  5. Was this post-1977 foreign work in its country's public domain as of 1 Jan 1996?[1]
    Yes: {{PD-1996}}; however, the Cornell table neglects to specify for a foreign public domain work that is published with a copyright notice in this period.
    No: US copyright lasts up to end of 70 years after author's death, or if work of corporate authorship, 95 years from publication.
  1. a b Take note of the date; for Australian works, the effects of the 2008 law does not cover this 1996 limit, hence only pre-1945 Australian works could comply with the URAA cut-off.

Sources of PD imagesEdit

Known PD sourcesEdit

Here is a list of web sites that that release their files to the Public Domain: list URL, site name, and link that proves all files are PD

Likely PD sourcesEdit

Here is a list of web sites that that contain many PD files, VERIFY PD STATUS before actually tagging with the PD review tag: list URL, site name, and link that indicates licensing status of the web site

  • US Naval Historical Center: hosts many PD images, especially those related to the US Navy and Marines. However, they also advise that some images may not be PD, this could be especially true for foreign Naval images. Double check such images to be sure of their PD status before uploading them here.
    Associated templates:
  • US Library of Congress: hosts many PD images but advises people to double check.[2] However, there are no known restrictions on photos from the Bain collection (see above).
    Associated templates: Source – {{LOC-image}}
  • US National Archives (Digital vaults, Archive Search): contains mostly PD images; however, it also hosts German records captured during World War II and a few copyrighted materials of the press.[3]
    Associated templates: Source – {{NARA-image}}
  • Public Health Image Library: most of its images are in the public domain (work performed by federal employees in their lines of duty); these images are clearly marked as such.[4]
    Associated templates: Source – {{CDC-PHIL}}; License – {{PD-USGov-HHS-CDC}}
  • DefenseImagery.mil: principal storage for US military photos. Note that only photos taken by the US military personel (or explicitly stated to be released by the military departments) are definitely in public domain.[5] Images attributed to Unknown or non-military entities may be copyrighted and require further investigation.
    Associated templates:
  • NASA: media on this site are in the public domain, even the personal web pages; however, the NASA insignia, the retired NASA logotype and the NASA seal are under restrictions in their use.[6] Furthermore, some of its subpages use copyrighted images (with attribution) and carry their own disclaimers.[7][8]
    Associated templates: Source – {{NASA-image}}; License – {{PD-USGov-NASA}}
  • Perry-Castañeda Library Map Collection: hosts maps of almost every part of the world, clearly indicating the authors of the maps.

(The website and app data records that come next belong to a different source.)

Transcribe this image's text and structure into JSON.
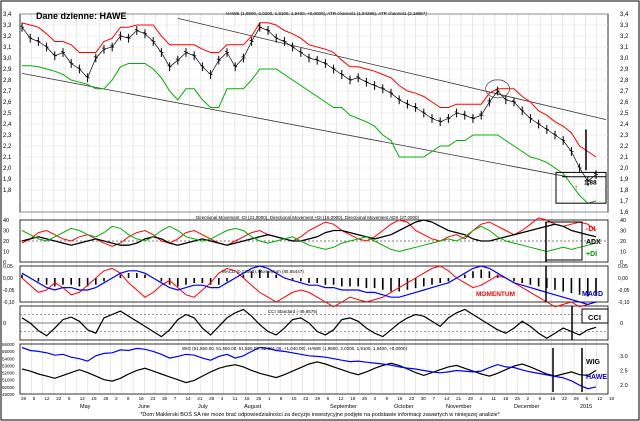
{
  "chart_data": [
    {
      "type": "line",
      "panel": "price",
      "title": "Dane dzienne: HAWE",
      "header": "HAWE (1,9500, 2,0200, 1,9100, 1,9400, +0,0000), ATR channel1 (1,94286), ATR channel1 (2,18957)",
      "ylim": [
        1.6,
        3.4
      ],
      "ticks": [
        "3,4",
        "3,3",
        "3,2",
        "3,1",
        "3,0",
        "2,9",
        "2,8",
        "2,7",
        "2,6",
        "2,5",
        "2,4",
        "2,3",
        "2,2",
        "2,1",
        "2,0",
        "1,9",
        "1,8",
        "1,7",
        "1,6"
      ],
      "left_ticks": [
        "3,4",
        "3,3",
        "3,2",
        "3,1",
        "3,0",
        "2,9",
        "2,8",
        "2,7",
        "2,6",
        "2,5",
        "2,4",
        "2,3",
        "2,2",
        "2,1",
        "2,0",
        "1,9",
        "1,8"
      ],
      "annotation": "1,88",
      "colors": {
        "price": "#000000",
        "atr_upper": "#ff0000",
        "atr_lower": "#00b000",
        "trendline": "#000000"
      },
      "series": [
        {
          "name": "HAWE",
          "values": [
            3.28,
            3.18,
            3.15,
            3.1,
            3.02,
            3.05,
            2.95,
            2.9,
            2.82,
            3.0,
            3.08,
            3.1,
            3.2,
            3.18,
            3.25,
            3.22,
            3.15,
            3.05,
            2.92,
            2.98,
            3.05,
            3.02,
            2.92,
            2.85,
            2.98,
            3.05,
            2.92,
            3.0,
            3.15,
            3.28,
            3.25,
            3.18,
            3.15,
            3.1,
            3.05,
            3.0,
            2.98,
            2.95,
            2.9,
            2.85,
            2.8,
            2.82,
            2.78,
            2.75,
            2.72,
            2.68,
            2.62,
            2.58,
            2.55,
            2.5,
            2.45,
            2.42,
            2.45,
            2.5,
            2.48,
            2.45,
            2.48,
            2.6,
            2.7,
            2.62,
            2.6,
            2.52,
            2.45,
            2.4,
            2.35,
            2.3,
            2.25,
            2.15,
            2.0,
            1.88,
            1.94
          ]
        },
        {
          "name": "ATR channel upper",
          "values": [
            3.32,
            3.3,
            3.28,
            3.22,
            3.15,
            3.15,
            3.12,
            3.05,
            3.05,
            3.05,
            3.15,
            3.18,
            3.28,
            3.28,
            3.3,
            3.3,
            3.3,
            3.2,
            3.12,
            3.12,
            3.12,
            3.12,
            3.08,
            3.05,
            3.05,
            3.12,
            3.12,
            3.12,
            3.2,
            3.32,
            3.32,
            3.3,
            3.25,
            3.22,
            3.18,
            3.12,
            3.1,
            3.08,
            3.05,
            2.98,
            2.92,
            2.92,
            2.9,
            2.88,
            2.85,
            2.82,
            2.75,
            2.7,
            2.68,
            2.65,
            2.6,
            2.55,
            2.55,
            2.58,
            2.58,
            2.58,
            2.58,
            2.68,
            2.72,
            2.72,
            2.72,
            2.65,
            2.6,
            2.52,
            2.48,
            2.42,
            2.38,
            2.32,
            2.2,
            2.15,
            2.1
          ]
        },
        {
          "name": "ATR channel lower",
          "values": [
            2.93,
            2.93,
            2.92,
            2.9,
            2.88,
            2.85,
            2.8,
            2.78,
            2.76,
            2.72,
            2.72,
            2.8,
            2.92,
            2.95,
            2.95,
            2.95,
            2.9,
            2.82,
            2.7,
            2.62,
            2.72,
            2.72,
            2.62,
            2.55,
            2.55,
            2.72,
            2.72,
            2.72,
            2.8,
            2.9,
            2.9,
            2.9,
            2.85,
            2.8,
            2.75,
            2.7,
            2.65,
            2.6,
            2.55,
            2.55,
            2.48,
            2.45,
            2.42,
            2.38,
            2.3,
            2.25,
            2.1,
            2.1,
            2.1,
            2.1,
            2.15,
            2.2,
            2.2,
            2.25,
            2.25,
            2.3,
            2.3,
            2.3,
            2.3,
            2.25,
            2.2,
            2.15,
            2.1,
            2.08,
            2.05,
            2.0,
            1.95,
            1.85,
            1.75,
            1.68,
            1.7
          ]
        }
      ]
    },
    {
      "type": "line",
      "panel": "dmi",
      "header": "Directional Movement -DI (21,0000), Directional Movement +DI (16,0000), Directional Movement ADX (27,0000)",
      "ylim": [
        0,
        40
      ],
      "ticks": [
        "40",
        "30",
        "20",
        "10",
        "0"
      ],
      "legend": [
        "-DI",
        "ADX",
        "+DI"
      ],
      "colors": {
        "-DI": "#ff0000",
        "ADX": "#000000",
        "+DI": "#00b000"
      },
      "series": [
        {
          "name": "-DI",
          "values": [
            18,
            22,
            28,
            30,
            26,
            22,
            20,
            24,
            26,
            22,
            18,
            15,
            18,
            24,
            28,
            30,
            26,
            20,
            18,
            22,
            28,
            30,
            26,
            22,
            18,
            16,
            20,
            24,
            28,
            30,
            26,
            24,
            22,
            20,
            24,
            30,
            34,
            38,
            36,
            30,
            26,
            22,
            20,
            24,
            30,
            36,
            40,
            38,
            30,
            26,
            22,
            20,
            24,
            26,
            22,
            30,
            36,
            38,
            34,
            30,
            26,
            30,
            36,
            42,
            40,
            36,
            34,
            36,
            38,
            36,
            30
          ]
        },
        {
          "name": "ADX",
          "values": [
            20,
            22,
            24,
            22,
            20,
            18,
            16,
            18,
            20,
            22,
            20,
            18,
            16,
            16,
            18,
            22,
            24,
            22,
            18,
            16,
            18,
            20,
            22,
            20,
            18,
            16,
            18,
            20,
            22,
            24,
            26,
            24,
            22,
            20,
            20,
            22,
            24,
            28,
            30,
            30,
            28,
            26,
            24,
            22,
            24,
            26,
            30,
            34,
            38,
            40,
            38,
            34,
            30,
            28,
            26,
            22,
            20,
            20,
            22,
            24,
            26,
            28,
            30,
            32,
            34,
            36,
            34,
            30,
            28,
            26,
            24
          ]
        },
        {
          "name": "+DI",
          "values": [
            30,
            26,
            22,
            20,
            24,
            28,
            32,
            30,
            26,
            24,
            28,
            34,
            32,
            26,
            22,
            20,
            24,
            30,
            34,
            30,
            24,
            22,
            20,
            22,
            26,
            30,
            32,
            30,
            24,
            20,
            18,
            20,
            22,
            24,
            20,
            16,
            14,
            12,
            14,
            18,
            20,
            22,
            24,
            20,
            16,
            12,
            10,
            12,
            14,
            16,
            18,
            20,
            22,
            20,
            24,
            30,
            34,
            30,
            24,
            20,
            18,
            16,
            14,
            12,
            10,
            12,
            14,
            12,
            14,
            16,
            18
          ]
        }
      ]
    },
    {
      "type": "line",
      "panel": "macd",
      "header": "MACD (0,12563), Momentum (85,55447)",
      "ylim": [
        -0.1,
        0.05
      ],
      "ticks": [
        "0,05",
        "0,00",
        "-0,05",
        "-0,10"
      ],
      "labels": [
        "MOMENTUM",
        "MACD"
      ],
      "colors": {
        "MACD": "#0000ff",
        "Momentum": "#ff0000"
      },
      "series": [
        {
          "name": "MACD",
          "values": [
            0.02,
            0.0,
            -0.02,
            -0.04,
            -0.05,
            -0.04,
            -0.04,
            -0.05,
            -0.05,
            -0.04,
            -0.02,
            0.0,
            0.02,
            0.03,
            0.03,
            0.02,
            0.0,
            -0.02,
            -0.04,
            -0.05,
            -0.04,
            -0.03,
            -0.03,
            -0.04,
            -0.04,
            -0.02,
            0.0,
            0.02,
            0.04,
            0.05,
            0.04,
            0.02,
            0.0,
            -0.01,
            -0.02,
            -0.03,
            -0.03,
            -0.04,
            -0.04,
            -0.05,
            -0.05,
            -0.05,
            -0.06,
            -0.06,
            -0.07,
            -0.08,
            -0.08,
            -0.07,
            -0.06,
            -0.05,
            -0.04,
            -0.03,
            -0.02,
            0.0,
            0.02,
            0.04,
            0.05,
            0.04,
            0.02,
            0.0,
            -0.02,
            -0.03,
            -0.04,
            -0.05,
            -0.06,
            -0.07,
            -0.08,
            -0.09,
            -0.1,
            -0.11,
            -0.1
          ]
        },
        {
          "name": "Momentum",
          "values": [
            0.0,
            -0.03,
            -0.06,
            -0.05,
            -0.02,
            -0.04,
            -0.07,
            -0.06,
            -0.03,
            0.0,
            0.03,
            0.04,
            0.02,
            -0.02,
            -0.05,
            -0.08,
            -0.06,
            -0.03,
            -0.01,
            -0.04,
            -0.07,
            -0.08,
            -0.05,
            -0.02,
            0.02,
            0.04,
            0.03,
            0.0,
            -0.03,
            -0.06,
            -0.08,
            -0.1,
            -0.08,
            -0.06,
            -0.05,
            -0.06,
            -0.08,
            -0.1,
            -0.12,
            -0.1,
            -0.08,
            -0.09,
            -0.1,
            -0.09,
            -0.08,
            -0.06,
            -0.04,
            -0.02,
            0.0,
            0.02,
            0.04,
            0.05,
            0.03,
            0.0,
            -0.02,
            -0.04,
            -0.03,
            -0.01,
            0.01,
            0.0,
            -0.02,
            -0.04,
            -0.06,
            -0.08,
            -0.1,
            -0.12,
            -0.11,
            -0.1,
            -0.12,
            -0.11,
            -0.1
          ]
        }
      ]
    },
    {
      "type": "line",
      "panel": "cci",
      "header": "CCI Standard (-49,8575)",
      "ticks": [
        "0"
      ],
      "labels": [
        "CCI"
      ],
      "colors": {
        "CCI": "#000000"
      },
      "series": [
        {
          "name": "CCI",
          "values": [
            60,
            0,
            -90,
            -150,
            -60,
            40,
            70,
            20,
            -80,
            -120,
            60,
            100,
            140,
            80,
            20,
            -40,
            -100,
            -160,
            -80,
            40,
            100,
            60,
            -60,
            -140,
            -40,
            60,
            120,
            160,
            80,
            -20,
            -100,
            -140,
            -60,
            40,
            60,
            0,
            -100,
            -140,
            -80,
            40,
            60,
            20,
            -60,
            -120,
            -160,
            -80,
            0,
            60,
            100,
            80,
            20,
            -40,
            60,
            120,
            160,
            100,
            40,
            -20,
            -80,
            -120,
            -60,
            20,
            -40,
            -120,
            -180,
            -120,
            -60,
            -100,
            -140,
            -80,
            -50
          ]
        }
      ]
    },
    {
      "type": "line",
      "panel": "wig",
      "header": "WIG (51,550.00, 51,550.00, 51,550.00, 52,291.00, +1,040.00), HAWE (1,9500, 2,0200, 1,9100, 1,9400, +0,0000)",
      "ylim": [
        49000,
        56000
      ],
      "left_ticks": [
        "56000",
        "55000",
        "54000",
        "53000",
        "52000",
        "51000",
        "50000",
        "49000"
      ],
      "right_ticks": [
        "3.0",
        "2.5",
        "2.0"
      ],
      "labels": [
        "WIG",
        "HAWE"
      ],
      "colors": {
        "WIG": "#000000",
        "HAWE": "#0000ff"
      },
      "series": [
        {
          "name": "WIG",
          "values": [
            52500,
            52200,
            51800,
            51500,
            51200,
            51600,
            52000,
            52400,
            52000,
            51500,
            51000,
            50800,
            51200,
            51800,
            52300,
            52600,
            52200,
            51800,
            51400,
            51000,
            50600,
            50900,
            51500,
            52100,
            52600,
            52900,
            53100,
            52800,
            52300,
            51900,
            51600,
            51300,
            51700,
            52200,
            52700,
            53200,
            53500,
            53200,
            52800,
            52400,
            52000,
            51700,
            52100,
            52600,
            53000,
            53300,
            53000,
            52500,
            52000,
            51600,
            52000,
            52400,
            52800,
            53000,
            52600,
            52200,
            51800,
            51500,
            51900,
            52400,
            52900,
            53200,
            52800,
            52300,
            51800,
            51500,
            51800,
            52100,
            51700,
            51600,
            52291
          ]
        },
        {
          "name": "HAWE",
          "values": [
            3.28,
            3.18,
            3.15,
            3.1,
            3.02,
            3.05,
            2.95,
            2.9,
            2.82,
            3.0,
            3.08,
            3.1,
            3.2,
            3.18,
            3.25,
            3.22,
            3.15,
            3.05,
            2.92,
            2.98,
            3.05,
            3.02,
            2.92,
            2.85,
            2.98,
            3.05,
            2.92,
            3.0,
            3.15,
            3.28,
            3.25,
            3.18,
            3.15,
            3.1,
            3.05,
            3.0,
            2.98,
            2.95,
            2.9,
            2.85,
            2.8,
            2.82,
            2.78,
            2.75,
            2.72,
            2.68,
            2.62,
            2.58,
            2.55,
            2.5,
            2.45,
            2.42,
            2.45,
            2.5,
            2.48,
            2.45,
            2.48,
            2.6,
            2.7,
            2.62,
            2.6,
            2.52,
            2.45,
            2.4,
            2.35,
            2.3,
            2.25,
            2.15,
            2.0,
            1.88,
            1.94
          ]
        }
      ]
    }
  ],
  "x_axis": {
    "months": [
      "May",
      "June",
      "July",
      "August",
      "September",
      "October",
      "November",
      "December",
      "2015"
    ],
    "days_line": [
      "28",
      "5",
      "12",
      "22",
      "5",
      "12",
      "19",
      "26",
      "2",
      "9",
      "16",
      "23",
      "30",
      "7",
      "14",
      "21",
      "28",
      "4",
      "11",
      "18",
      "25",
      "1",
      "8",
      "15",
      "22",
      "29",
      "5",
      "12",
      "19",
      "26",
      "2",
      "9",
      "16",
      "23",
      "30",
      "7",
      "14",
      "21",
      "28",
      "4",
      "11",
      "18",
      "25",
      "2",
      "9",
      "16",
      "22",
      "29",
      "5",
      "12",
      "19"
    ]
  },
  "footer": "*Dom Maklerski BOŚ SA nie może brać odpowiedzialności za decyzje inwestycyjne podjęte na podstawie informacji zawartych w niniejszej analizie*"
}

The majority are in public domain, either from pre-1923 atlases, or by the CIA and other US federal agencies.
    Associated templates:
  • The Civil War: hosts many pages of Harper's Weekly, especially all the issues of 1861–65 (American Civil War). The scans of the journals are in the public domain. Note that unless they appear in Harper's Weekly or other pre-1923 publications, the photographs might be copyrighted dependent on year of first publication (see above section).
    Associated templates: {{PD-US}}

See alsoEdit

Last modified on 24 May 2013, at 09:34